[Python-Dev] towards a stricter definition of sys.executable
Guido van Rossum
guido at python.org
Thu Mar 16 16:36:52 CET 2006
When I added this my intention was a mixture of (b) and (c) -- I
wasn't thinking of situations where there was a difference. (If you
remember Python's very early history, embedding wasn't something I had
anticipated -- hence the "Great Renaming".)
The use that I had in mind does things like os.system(sys.executable +
" foo.py") to run foo.py in a separate process. Any additional use
(e.g. digging data out of it or finding related files by parsing its
pathname) is a highly platform dependent activity; embedding can be
seen as a change in platform. For finding related files,
sys.exec_prefix and sys.prefix should be used. Digging data out of the
file itself never even occurred to me -- it assumes things like
executable format etc. that are typically beyond my understanding as a
portable language designer.
When Python is embedded in another app (e.g. mod_python), I would

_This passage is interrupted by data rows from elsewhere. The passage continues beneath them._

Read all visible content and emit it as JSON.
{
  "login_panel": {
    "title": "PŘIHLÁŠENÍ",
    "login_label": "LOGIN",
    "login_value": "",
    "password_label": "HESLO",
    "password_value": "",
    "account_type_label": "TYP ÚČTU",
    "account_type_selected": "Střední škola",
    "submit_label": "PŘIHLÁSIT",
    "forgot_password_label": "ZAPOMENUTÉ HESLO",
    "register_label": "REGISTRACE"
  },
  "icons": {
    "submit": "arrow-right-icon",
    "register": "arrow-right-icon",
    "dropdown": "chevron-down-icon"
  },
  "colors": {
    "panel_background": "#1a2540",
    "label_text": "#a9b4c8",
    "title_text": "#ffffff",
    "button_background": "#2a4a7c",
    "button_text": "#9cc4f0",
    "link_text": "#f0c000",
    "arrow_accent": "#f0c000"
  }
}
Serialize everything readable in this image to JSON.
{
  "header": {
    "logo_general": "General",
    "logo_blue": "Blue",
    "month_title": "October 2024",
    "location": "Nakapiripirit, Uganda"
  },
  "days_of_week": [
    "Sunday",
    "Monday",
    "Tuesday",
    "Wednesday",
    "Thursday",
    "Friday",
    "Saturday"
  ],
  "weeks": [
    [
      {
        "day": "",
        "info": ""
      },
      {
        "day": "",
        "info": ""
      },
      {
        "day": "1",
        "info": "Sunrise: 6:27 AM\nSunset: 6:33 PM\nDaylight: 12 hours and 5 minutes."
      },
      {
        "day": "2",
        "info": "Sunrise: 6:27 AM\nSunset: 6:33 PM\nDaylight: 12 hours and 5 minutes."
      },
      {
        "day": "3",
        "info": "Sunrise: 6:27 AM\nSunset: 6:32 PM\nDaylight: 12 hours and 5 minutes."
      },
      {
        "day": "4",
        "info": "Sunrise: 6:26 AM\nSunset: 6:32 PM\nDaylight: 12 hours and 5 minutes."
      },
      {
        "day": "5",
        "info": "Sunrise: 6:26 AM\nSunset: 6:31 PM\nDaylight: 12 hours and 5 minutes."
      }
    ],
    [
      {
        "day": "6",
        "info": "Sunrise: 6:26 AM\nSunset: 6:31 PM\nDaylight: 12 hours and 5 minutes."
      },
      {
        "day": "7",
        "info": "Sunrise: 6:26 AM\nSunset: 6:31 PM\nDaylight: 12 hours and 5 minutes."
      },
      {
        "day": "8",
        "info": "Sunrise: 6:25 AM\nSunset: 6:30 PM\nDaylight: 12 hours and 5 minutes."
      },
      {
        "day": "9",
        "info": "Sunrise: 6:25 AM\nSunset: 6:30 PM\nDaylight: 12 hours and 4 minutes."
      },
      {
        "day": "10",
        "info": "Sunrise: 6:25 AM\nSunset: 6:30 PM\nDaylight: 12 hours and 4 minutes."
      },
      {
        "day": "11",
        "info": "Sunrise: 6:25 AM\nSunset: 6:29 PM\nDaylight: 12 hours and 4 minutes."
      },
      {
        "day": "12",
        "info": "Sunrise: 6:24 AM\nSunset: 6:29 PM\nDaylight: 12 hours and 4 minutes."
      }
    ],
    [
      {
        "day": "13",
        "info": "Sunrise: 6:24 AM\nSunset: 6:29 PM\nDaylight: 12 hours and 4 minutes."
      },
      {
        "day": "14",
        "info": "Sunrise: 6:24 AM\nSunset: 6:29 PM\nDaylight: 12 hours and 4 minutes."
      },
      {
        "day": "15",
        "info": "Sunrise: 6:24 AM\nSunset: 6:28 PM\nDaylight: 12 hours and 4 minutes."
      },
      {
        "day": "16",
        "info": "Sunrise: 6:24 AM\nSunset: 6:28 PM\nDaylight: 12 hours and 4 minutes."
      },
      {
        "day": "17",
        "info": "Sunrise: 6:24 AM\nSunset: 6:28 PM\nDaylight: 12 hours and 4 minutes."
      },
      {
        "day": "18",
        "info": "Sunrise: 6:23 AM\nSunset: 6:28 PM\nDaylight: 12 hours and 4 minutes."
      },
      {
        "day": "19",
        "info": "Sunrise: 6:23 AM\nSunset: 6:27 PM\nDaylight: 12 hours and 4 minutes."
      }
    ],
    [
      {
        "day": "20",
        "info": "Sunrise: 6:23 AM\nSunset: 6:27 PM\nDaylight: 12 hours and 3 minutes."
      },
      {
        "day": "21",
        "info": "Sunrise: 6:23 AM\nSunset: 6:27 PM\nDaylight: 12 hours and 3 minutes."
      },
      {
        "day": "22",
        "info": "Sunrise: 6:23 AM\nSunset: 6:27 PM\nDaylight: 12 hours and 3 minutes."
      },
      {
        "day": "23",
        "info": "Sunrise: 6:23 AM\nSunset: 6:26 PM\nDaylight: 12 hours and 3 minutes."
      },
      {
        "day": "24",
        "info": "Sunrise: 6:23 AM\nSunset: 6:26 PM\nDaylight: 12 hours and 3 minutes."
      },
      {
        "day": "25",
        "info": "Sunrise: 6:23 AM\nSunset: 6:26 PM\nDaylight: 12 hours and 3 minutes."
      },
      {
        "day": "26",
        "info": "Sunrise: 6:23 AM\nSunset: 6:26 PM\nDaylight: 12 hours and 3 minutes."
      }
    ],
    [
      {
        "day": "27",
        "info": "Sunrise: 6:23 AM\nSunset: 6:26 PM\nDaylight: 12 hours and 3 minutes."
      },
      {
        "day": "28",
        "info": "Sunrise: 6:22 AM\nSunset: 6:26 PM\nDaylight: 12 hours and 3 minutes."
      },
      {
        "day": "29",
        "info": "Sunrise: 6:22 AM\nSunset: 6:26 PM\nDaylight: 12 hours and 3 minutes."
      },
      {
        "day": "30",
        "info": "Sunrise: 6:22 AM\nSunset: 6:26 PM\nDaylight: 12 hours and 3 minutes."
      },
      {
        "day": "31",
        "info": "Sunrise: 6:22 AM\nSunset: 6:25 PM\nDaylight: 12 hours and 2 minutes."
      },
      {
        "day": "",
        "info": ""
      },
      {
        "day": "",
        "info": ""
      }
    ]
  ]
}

expect sys.executable to be meaningless and its use to be undefined.
None would be a good value in that case. sys.prefix / exec_prefix may
or may not have a useful meaning in such an environment, depending on
how the standard library is made accessible.
Can you say more about the motivation for wanting this reinterpreted?
On 3/16/06, Fredrik Lundh <fredrik at pythonware.com> wrote:
> the definition of sys.executable is a bit unclear, something that has led to
> incompatible use in deployed code.
> the docstring for sys.executable says "pathname of this Python interpreter",
> which can be interpreted as either
> a) sys.executable points to the executable that was used to load the
> Python interpreter library/dll.
> this use is supported by the docstring and the implementation, and is quite
> common in the wild. an application using this interpretation may
> - call sys.executable to run another instance of itself
> - extract data from resources embedded in (or attached to) sys.executable
> - locate configuration data etc via os.path.dirname(sys.executable)
> b) sys.executable points to a standard Python interpreter executable of
> the same version, and having the same library, as the currently running
> interpreter instance.
> this use is supported by more strict interpretation of the word "interpreter"
> (as an executable, rather than an implementation DLL), and is quite common
> in the wild. an application using this interpretation may
> - call sys.executable to run a Python script in the same environment as itself.
> c) sys.executable points to the file containing the actual ("this") interpreter. I
> haven't seen any code that assumes this, probably because no implementation
> uses this interpretation...
> for programs that are invoked via the standard interpreter, case (a) and (b) are of
> course identical.
> the problem is when the interpreter library is embedded in some other application;
> should sys.executable be set to the actual EXE used to start the program, or to
> something else ? if it's set to something else, how can that application do the things
> that's described under (a) ?
> to fix this, I propose adding another sys variable; for example, let sys.executable
> keep behaving like case (a) (which is how it's implemented today), and add a new
> sys.python_executable for case (b). the latter can then be set to None if a proper
> interpreter cannot be located.
> Python-Dev mailing list
> Python-Dev at python.org
> Unsubscribe: http://mail.python.org/mailman/options/python-dev/guido%40python.org
--Guido van Rossum (home page: http://www.python.org/~guido/)
More information about the Python-Dev